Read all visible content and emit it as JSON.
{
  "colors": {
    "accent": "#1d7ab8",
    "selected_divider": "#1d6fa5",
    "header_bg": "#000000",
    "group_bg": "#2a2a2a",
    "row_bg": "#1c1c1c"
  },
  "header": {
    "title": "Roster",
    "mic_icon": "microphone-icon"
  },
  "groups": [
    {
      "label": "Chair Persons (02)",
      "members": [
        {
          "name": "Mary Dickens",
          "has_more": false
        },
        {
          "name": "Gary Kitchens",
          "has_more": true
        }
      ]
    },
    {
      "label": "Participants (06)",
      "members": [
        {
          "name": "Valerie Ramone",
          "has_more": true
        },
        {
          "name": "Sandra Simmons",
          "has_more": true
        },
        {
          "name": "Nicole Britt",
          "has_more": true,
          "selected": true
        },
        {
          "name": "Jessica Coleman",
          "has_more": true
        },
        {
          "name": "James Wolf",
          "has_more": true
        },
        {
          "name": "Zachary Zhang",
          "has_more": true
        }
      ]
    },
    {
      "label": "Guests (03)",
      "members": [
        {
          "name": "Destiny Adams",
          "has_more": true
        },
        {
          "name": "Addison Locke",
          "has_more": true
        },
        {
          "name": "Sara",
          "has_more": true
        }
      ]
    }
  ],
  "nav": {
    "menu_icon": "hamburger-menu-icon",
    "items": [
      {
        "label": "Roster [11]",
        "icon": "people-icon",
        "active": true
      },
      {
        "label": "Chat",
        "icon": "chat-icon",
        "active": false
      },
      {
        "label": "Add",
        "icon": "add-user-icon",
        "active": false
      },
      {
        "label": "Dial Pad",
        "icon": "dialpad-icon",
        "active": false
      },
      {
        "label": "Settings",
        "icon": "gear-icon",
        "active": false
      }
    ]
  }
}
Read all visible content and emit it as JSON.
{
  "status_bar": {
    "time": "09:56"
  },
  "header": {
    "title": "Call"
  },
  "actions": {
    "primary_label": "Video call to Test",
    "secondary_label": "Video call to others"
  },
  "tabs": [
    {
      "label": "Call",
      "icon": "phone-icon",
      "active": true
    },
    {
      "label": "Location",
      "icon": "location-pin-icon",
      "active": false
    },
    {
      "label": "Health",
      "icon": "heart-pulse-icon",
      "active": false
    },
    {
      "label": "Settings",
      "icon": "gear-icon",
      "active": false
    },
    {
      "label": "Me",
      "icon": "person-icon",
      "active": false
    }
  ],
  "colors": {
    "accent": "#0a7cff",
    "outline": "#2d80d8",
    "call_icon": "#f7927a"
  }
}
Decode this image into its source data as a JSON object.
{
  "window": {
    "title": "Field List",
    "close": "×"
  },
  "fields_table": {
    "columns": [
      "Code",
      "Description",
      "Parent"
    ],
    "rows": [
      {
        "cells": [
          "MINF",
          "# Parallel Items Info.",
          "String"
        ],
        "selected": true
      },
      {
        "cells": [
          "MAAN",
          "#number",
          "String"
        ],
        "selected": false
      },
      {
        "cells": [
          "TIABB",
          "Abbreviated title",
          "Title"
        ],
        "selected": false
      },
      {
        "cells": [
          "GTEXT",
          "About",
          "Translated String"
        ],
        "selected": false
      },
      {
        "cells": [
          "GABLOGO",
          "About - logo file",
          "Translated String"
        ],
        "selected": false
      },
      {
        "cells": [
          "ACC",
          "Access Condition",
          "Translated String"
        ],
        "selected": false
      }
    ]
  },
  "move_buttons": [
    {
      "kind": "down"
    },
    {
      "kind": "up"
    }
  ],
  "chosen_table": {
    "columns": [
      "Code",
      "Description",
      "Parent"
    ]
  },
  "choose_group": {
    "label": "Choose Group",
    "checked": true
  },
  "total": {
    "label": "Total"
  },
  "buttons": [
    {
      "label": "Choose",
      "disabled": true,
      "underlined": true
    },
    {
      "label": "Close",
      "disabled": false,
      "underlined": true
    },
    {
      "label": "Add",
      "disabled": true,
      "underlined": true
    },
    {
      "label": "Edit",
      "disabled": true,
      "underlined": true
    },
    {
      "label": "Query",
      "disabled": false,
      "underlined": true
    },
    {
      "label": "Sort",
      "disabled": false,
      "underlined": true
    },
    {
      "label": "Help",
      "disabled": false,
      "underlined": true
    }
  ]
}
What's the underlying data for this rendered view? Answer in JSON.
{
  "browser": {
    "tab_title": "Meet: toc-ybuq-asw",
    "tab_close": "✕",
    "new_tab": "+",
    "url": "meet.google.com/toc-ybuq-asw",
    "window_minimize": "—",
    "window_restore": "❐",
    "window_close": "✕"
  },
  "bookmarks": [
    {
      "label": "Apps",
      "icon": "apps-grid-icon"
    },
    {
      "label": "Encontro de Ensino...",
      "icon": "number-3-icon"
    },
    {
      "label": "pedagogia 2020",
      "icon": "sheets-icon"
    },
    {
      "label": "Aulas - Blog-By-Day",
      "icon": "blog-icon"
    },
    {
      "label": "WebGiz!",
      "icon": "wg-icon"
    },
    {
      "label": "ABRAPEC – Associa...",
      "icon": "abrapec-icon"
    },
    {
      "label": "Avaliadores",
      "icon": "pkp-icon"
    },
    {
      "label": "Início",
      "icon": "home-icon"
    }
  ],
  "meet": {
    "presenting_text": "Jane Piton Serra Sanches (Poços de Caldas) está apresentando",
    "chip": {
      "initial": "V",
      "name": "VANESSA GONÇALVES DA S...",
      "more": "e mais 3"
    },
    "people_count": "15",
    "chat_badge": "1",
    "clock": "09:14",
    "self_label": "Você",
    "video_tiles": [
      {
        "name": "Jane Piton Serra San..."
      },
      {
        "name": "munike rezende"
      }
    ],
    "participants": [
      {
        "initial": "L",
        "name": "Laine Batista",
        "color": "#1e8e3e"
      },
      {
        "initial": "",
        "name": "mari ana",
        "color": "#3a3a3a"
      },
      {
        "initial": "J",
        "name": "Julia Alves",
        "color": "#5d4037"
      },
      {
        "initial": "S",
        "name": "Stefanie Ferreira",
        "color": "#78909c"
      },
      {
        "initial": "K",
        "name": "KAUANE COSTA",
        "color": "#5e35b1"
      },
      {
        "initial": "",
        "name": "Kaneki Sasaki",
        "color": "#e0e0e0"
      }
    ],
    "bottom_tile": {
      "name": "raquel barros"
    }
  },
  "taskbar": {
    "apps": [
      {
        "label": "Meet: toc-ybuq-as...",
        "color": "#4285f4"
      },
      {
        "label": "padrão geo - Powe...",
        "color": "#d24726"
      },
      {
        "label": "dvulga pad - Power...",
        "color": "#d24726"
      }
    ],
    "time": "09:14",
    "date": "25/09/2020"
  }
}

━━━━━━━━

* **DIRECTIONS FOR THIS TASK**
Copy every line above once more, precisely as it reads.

* **REPLY TO THE TASK**
Read all visible content and emit it as JSON.
{
  "colors": {
    "accent": "#1d7ab8",
    "selected_divider": "#1d6fa5",
    "header_bg": "#000000",
    "group_bg": "#2a2a2a",
    "row_bg": "#1c1c1c"
  },
  "header": {
    "title": "Roster",
    "mic_icon": "microphone-icon"
  },
  "groups": [
    {
      "label": "Chair Persons (02)",
      "members": [
        {
          "name": "Mary Dickens",
          "has_more": false
        },
        {
          "name": "Gary Kitchens",
          "has_more": true
        }
      ]
    },
    {
      "label": "Participants (06)",
      "members": [
        {
          "name": "Valerie Ramone",
          "has_more": true
        },
        {
          "name": "Sandra Simmons",
          "has_more": true
        },
        {
          "name": "Nicole Britt",
          "has_more": true,
          "selected": true
        },
        {
          "name": "Jessica Coleman",
          "has_more": true
        },
        {
          "name": "James Wolf",
          "has_more": true
        },
        {
          "name": "Zachary Zhang",
          "has_more": true
        }
      ]
    },
    {
      "label": "Guests (03)",
      "members": [
        {
          "name": "Destiny Adams",
          "has_more": true
        },
        {
          "name": "Addison Locke",
          "has_more": true
        },
        {
          "name": "Sara",
          "has_more": true
        }
      ]
    }
  ],
  "nav": {
    "menu_icon": "hamburger-menu-icon",
    "items": [
      {
        "label": "Roster [11]",
        "icon": "people-icon",
        "active": true
      },
      {
        "label": "Chat",
        "icon": "chat-icon",
        "active": false
      },
      {
        "label": "Add",
        "icon": "add-user-icon",
        "active": false
      },
      {
        "label": "Dial Pad",
        "icon": "dialpad-icon",
        "active": false
      },
      {
        "label": "Settings",
        "icon": "gear-icon",
        "active": false
      }
    ]
  }
}
Read all visible content and emit it as JSON.
{
  "status_bar": {
    "time": "09:56"
  },
  "header": {
    "title": "Call"
  },
  "actions": {
    "primary_label": "Video call to Test",
    "secondary_label": "Video call to others"
  },
  "tabs": [
    {
      "label": "Call",
      "icon": "phone-icon",
      "active": true
    },
    {
      "label": "Location",
      "icon": "location-pin-icon",
      "active": false
    },
    {
      "label": "Health",
      "icon": "heart-pulse-icon",
      "active": false
    },
    {
      "label": "Settings",
      "icon": "gear-icon",
      "active": false
    },
    {
      "label": "Me",
      "icon": "person-icon",
      "active": false
    }
  ],
  "colors": {
    "accent": "#0a7cff",
    "outline": "#2d80d8",
    "call_icon": "#f7927a"
  }
}
Decode this image into its source data as a JSON object.
{
  "window": {
    "title": "Field List",
    "close": "×"
  },
  "fields_table": {
    "columns": [
      "Code",
      "Description",
      "Parent"
    ],
    "rows": [
      {
        "cells": [
          "MINF",
          "# Parallel Items Info.",
          "String"
        ],
        "selected": true
      },
      {
        "cells": [
          "MAAN",
          "#number",
          "String"
        ],
        "selected": false
      },
      {
        "cells": [
          "TIABB",
          "Abbreviated title",
          "Title"
        ],
        "selected": false
      },
      {
        "cells": [
          "GTEXT",
          "About",
          "Translated String"
        ],
        "selected": false
      },
      {
        "cells": [
          "GABLOGO",
          "About - logo file",
          "Translated String"
        ],
        "selected": false
      },
      {
        "cells": [
          "ACC",
          "Access Condition",
          "Translated String"
        ],
        "selected": false
      }
    ]
  },
  "move_buttons": [
    {
      "kind": "down"
    },
    {
      "kind": "up"
    }
  ],
  "chosen_table": {
    "columns": [
      "Code",
      "Description",
      "Parent"
    ]
  },
  "choose_group": {
    "label": "Choose Group",
    "checked": true
  },
  "total": {
    "label": "Total"
  },
  "buttons": [
    {
      "label": "Choose",
      "disabled": true,
      "underlined": true
    },
    {
      "label": "Close",
      "disabled": false,
      "underlined": true
    },
    {
      "label": "Add",
      "disabled": true,
      "underlined": true
    },
    {
      "label": "Edit",
      "disabled": true,
      "underlined": true
    },
    {
      "label": "Query",
      "disabled": false,
      "underlined": true
    },
    {
      "label": "Sort",
      "disabled": false,
      "underlined": true
    },
    {
      "label": "Help",
      "disabled": false,
      "underlined": true
    }
  ]
}
What's the underlying data for this rendered view? Answer in JSON.
{
  "browser": {
    "tab_title": "Meet: toc-ybuq-asw",
    "tab_close": "✕",
    "new_tab": "+",
    "url": "meet.google.com/toc-ybuq-asw",
    "window_minimize": "—",
    "window_restore": "❐",
    "window_close": "✕"
  },
  "bookmarks": [
    {
      "label": "Apps",
      "icon": "apps-grid-icon"
    },
    {
      "label": "Encontro de Ensino...",
      "icon": "number-3-icon"
    },
    {
      "label": "pedagogia 2020",
      "icon": "sheets-icon"
    },
    {
      "label": "Aulas - Blog-By-Day",
      "icon": "blog-icon"
    },
    {
      "label": "WebGiz!",
      "icon": "wg-icon"
    },
    {
      "label": "ABRAPEC – Associa...",
      "icon": "abrapec-icon"
    },
    {
      "label": "Avaliadores",
      "icon": "pkp-icon"
    },
    {
      "label": "Início",
      "icon": "home-icon"
    }
  ],
  "meet": {
    "presenting_text": "Jane Piton Serra Sanches (Poços de Caldas) está apresentando",
    "chip": {
      "initial": "V",
      "name": "VANESSA GONÇALVES DA S...",
      "more": "e mais 3"
    },
    "people_count": "15",
    "chat_badge": "1",
    "clock": "09:14",
    "self_label": "Você",
    "video_tiles": [
      {
        "name": "Jane Piton Serra San..."
      },
      {
        "name": "munike rezende"
      }
    ],
    "participants": [
      {
        "initial": "L",
        "name": "Laine Batista",
        "color": "#1e8e3e"
      },
      {
        "initial": "",
        "name": "mari ana",
        "color": "#3a3a3a"
      },
      {
        "initial": "J",
        "name": "Julia Alves",
        "color": "#5d4037"
      },
      {
        "initial": "S",
        "name": "Stefanie Ferreira",
        "color": "#78909c"
      },
      {
        "initial": "K",
        "name": "KAUANE COSTA",
        "color": "#5e35b1"
      },
      {
        "initial": "",
        "name": "Kaneki Sasaki",
        "color": "#e0e0e0"
      }
    ],
    "bottom_tile": {
      "name": "raquel barros"
    }
  },
  "taskbar": {
    "apps": [
      {
        "label": "Meet: toc-ybuq-as...",
        "color": "#4285f4"
      },
      {
        "label": "padrão geo - Powe...",
        "color": "#d24726"
      },
      {
        "label": "dvulga pad - Power...",
        "color": "#d24726"
      }
    ],
    "time": "09:14",
    "date": "25/09/2020"
  }
}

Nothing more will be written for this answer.